Work task: Copy out each line of the data that holds the string "true".

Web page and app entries
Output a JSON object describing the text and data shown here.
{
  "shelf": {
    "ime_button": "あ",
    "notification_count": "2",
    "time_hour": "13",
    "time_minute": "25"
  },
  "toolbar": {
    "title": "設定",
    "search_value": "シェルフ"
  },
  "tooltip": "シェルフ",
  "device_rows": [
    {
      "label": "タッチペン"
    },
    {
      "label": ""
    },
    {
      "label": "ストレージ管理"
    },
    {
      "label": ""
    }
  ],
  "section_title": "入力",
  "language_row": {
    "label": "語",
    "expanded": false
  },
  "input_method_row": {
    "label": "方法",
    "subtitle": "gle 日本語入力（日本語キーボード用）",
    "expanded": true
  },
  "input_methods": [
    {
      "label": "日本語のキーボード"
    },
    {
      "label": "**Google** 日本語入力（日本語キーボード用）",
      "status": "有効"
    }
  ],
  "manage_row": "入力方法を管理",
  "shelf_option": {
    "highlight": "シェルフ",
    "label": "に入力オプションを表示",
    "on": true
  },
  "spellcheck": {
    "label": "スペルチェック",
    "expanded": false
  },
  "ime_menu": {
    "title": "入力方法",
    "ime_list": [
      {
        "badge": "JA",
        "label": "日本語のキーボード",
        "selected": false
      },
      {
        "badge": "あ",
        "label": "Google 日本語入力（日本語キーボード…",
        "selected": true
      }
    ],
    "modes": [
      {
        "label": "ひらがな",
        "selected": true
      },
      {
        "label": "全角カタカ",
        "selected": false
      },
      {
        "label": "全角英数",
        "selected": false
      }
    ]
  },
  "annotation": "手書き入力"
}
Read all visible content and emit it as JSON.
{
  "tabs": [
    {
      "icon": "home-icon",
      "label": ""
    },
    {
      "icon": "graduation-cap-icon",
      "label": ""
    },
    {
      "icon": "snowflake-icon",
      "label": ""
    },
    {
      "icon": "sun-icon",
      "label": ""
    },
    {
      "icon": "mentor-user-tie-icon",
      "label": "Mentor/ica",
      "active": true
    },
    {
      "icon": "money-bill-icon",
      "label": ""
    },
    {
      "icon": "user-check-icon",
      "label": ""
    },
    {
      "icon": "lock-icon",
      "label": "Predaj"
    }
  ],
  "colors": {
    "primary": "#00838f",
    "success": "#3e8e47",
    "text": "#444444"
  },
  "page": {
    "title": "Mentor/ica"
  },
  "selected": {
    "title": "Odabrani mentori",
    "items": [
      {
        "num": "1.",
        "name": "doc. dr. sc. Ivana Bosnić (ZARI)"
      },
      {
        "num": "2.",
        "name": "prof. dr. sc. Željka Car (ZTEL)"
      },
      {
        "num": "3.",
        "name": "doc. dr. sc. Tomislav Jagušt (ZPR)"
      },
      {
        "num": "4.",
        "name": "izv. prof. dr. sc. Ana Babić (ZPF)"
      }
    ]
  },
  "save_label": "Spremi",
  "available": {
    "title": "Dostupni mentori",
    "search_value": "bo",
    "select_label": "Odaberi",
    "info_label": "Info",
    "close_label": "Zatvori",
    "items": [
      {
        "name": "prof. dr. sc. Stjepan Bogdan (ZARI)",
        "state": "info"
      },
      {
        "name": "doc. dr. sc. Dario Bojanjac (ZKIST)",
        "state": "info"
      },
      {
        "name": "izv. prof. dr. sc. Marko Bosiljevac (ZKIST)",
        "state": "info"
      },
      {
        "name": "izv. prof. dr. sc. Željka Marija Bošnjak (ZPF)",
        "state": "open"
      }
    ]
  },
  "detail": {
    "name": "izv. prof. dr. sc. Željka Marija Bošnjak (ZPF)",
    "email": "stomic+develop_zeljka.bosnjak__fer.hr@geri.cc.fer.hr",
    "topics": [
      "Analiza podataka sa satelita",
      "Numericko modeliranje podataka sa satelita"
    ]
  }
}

Response to this task:
    "expanded": true
    "on": true
        "selected": true
        "selected": true
      "active": true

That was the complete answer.